In the entries below, find the lines with the word "Inversión" and copy them.
*** Opening of Exercise data ***
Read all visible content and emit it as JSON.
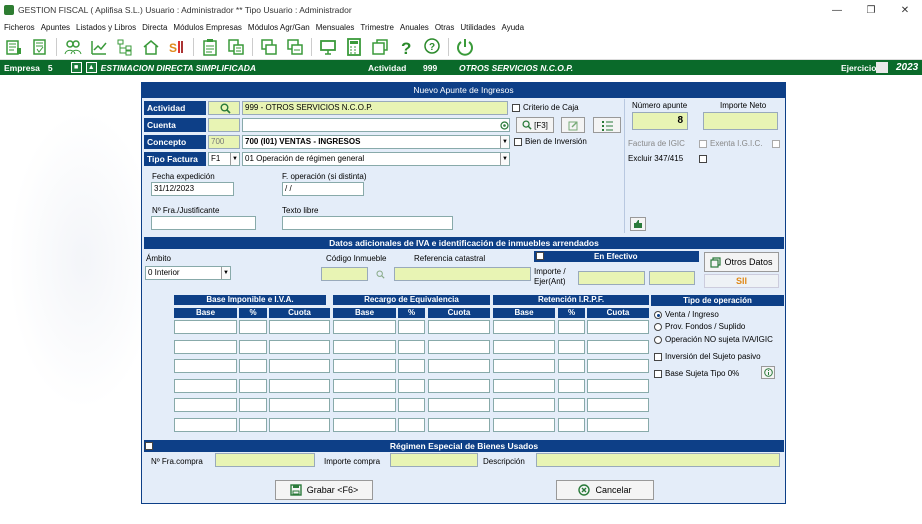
{
  "window": {
    "title": "GESTION FISCAL  ( Aplifisa S.L.)   Usuario : Administrador  **  Tipo Usuario : Administrador"
  },
  "menu": [
    "Ficheros",
    "Apuntes",
    "Listados y Libros",
    "Directa",
    "Módulos Empresas",
    "Módulos Agr/Gan",
    "Mensuales",
    "Trimestre",
    "Anuales",
    "Otras",
    "Utilidades",
    "Ayuda"
  ],
  "toolbar_icons": [
    "ledger-icon",
    "ledger-book-icon",
    "people-icon",
    "chart-icon",
    "tree-icon",
    "home-icon",
    "sii-icon",
    "clipboard-icon",
    "document-list-icon",
    "copy-icon",
    "copy-2-icon",
    "monitor-icon",
    "calculator-icon",
    "window-icon",
    "help-icon",
    "chat-help-icon",
    "power-icon"
  ],
  "status": {
    "empresa_label": "Empresa",
    "empresa_num": "5",
    "regime": "ESTIMACION DIRECTA SIMPLIFICADA",
    "actividad_label": "Actividad",
    "actividad_num": "999",
    "actividad_name": "OTROS SERVICIOS N.C.O.P.",
    "ejercicio_label": "Ejercicio",
    "ejercicio_year": "2023"
  },
  "dialog": {
    "title": "Nuevo Apunte de Ingresos",
    "actividad_label": "Actividad",
    "actividad_value": "999 - OTROS SERVICIOS N.C.O.P.",
    "criterio_caja": "Criterio de Caja",
    "cuenta_label": "Cuenta",
    "f3_label": "[F3]",
    "concepto_label": "Concepto",
    "concepto_code": "700",
    "concepto_value": "700  (I01)  VENTAS - INGRESOS",
    "bien_inversion": "Bien de Inversión",
    "tipo_factura_label": "Tipo Factura",
    "tipo_factura_code": "F1",
    "tipo_factura_value": "01    Operación de régimen general",
    "numero_apunte_label": "Número apunte",
    "numero_apunte_value": "8",
    "importe_neto_label": "Importe Neto",
    "factura_igic": "Factura de IGIC",
    "exenta_igic": "Exenta I.G.I.C.",
    "excluir_347": "Excluir 347/415",
    "fecha_expedicion_label": "Fecha expedición",
    "fecha_expedicion_value": "31/12/2023",
    "f_operacion_label": "F. operación (si distinta)",
    "f_operacion_value": " /  /",
    "nfra_label": "Nº Fra./Justificante",
    "texto_libre_label": "Texto libre",
    "datos_adicionales": "Datos adicionales de IVA e identificación de inmuebles arrendados",
    "ambito_label": "Ámbito",
    "ambito_value": "0  Interior",
    "codigo_inmueble_label": "Código Inmueble",
    "referencia_catastral_label": "Referencia catastral",
    "en_efectivo": "En Efectivo",
    "importe_ejer_label_1": "Importe /",
    "importe_ejer_label_2": "Ejer(Ant)",
    "otros_datos": "Otros Datos",
    "sii_badge": "SII",
    "bi_header": "Base Imponible e I.V.A.",
    "re_header": "Recargo de Equivalencia",
    "ret_header": "Retención I.R.P.F.",
    "col_base": "Base",
    "col_pct": "%",
    "col_cuota": "Cuota",
    "tipo_operacion_label": "Tipo de operación",
    "op_venta": "Venta / Ingreso",
    "op_prov": "Prov. Fondos / Suplido",
    "op_no_sujeta": "Operación NO sujeta IVA/IGIC",
    "inversion_sujeto": "Inversión del Sujeto pasivo",
    "base_sujeta": "Base Sujeta Tipo 0%",
    "bienes_usados": "Régimen Especial de Bienes Usados",
    "nfra_compra_label": "Nº Fra.compra",
    "importe_compra_label": "Importe compra",
    "descripcion_label": "Descripción",
    "grabar": "Grabar <F6>",
    "cancelar": "Cancelar"
  },
  "colors": {
    "navy": "#0d3f87",
    "green_bar": "#0a6a2a",
    "input_yellow": "#e8f4b4",
    "dialog_bg": "#e4edf9"
  }
}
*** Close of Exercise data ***
Answer below →
    "bien_inversion": "Bien de Inversión",
    "inversion_sujeto": "Inversión del Sujeto pasivo",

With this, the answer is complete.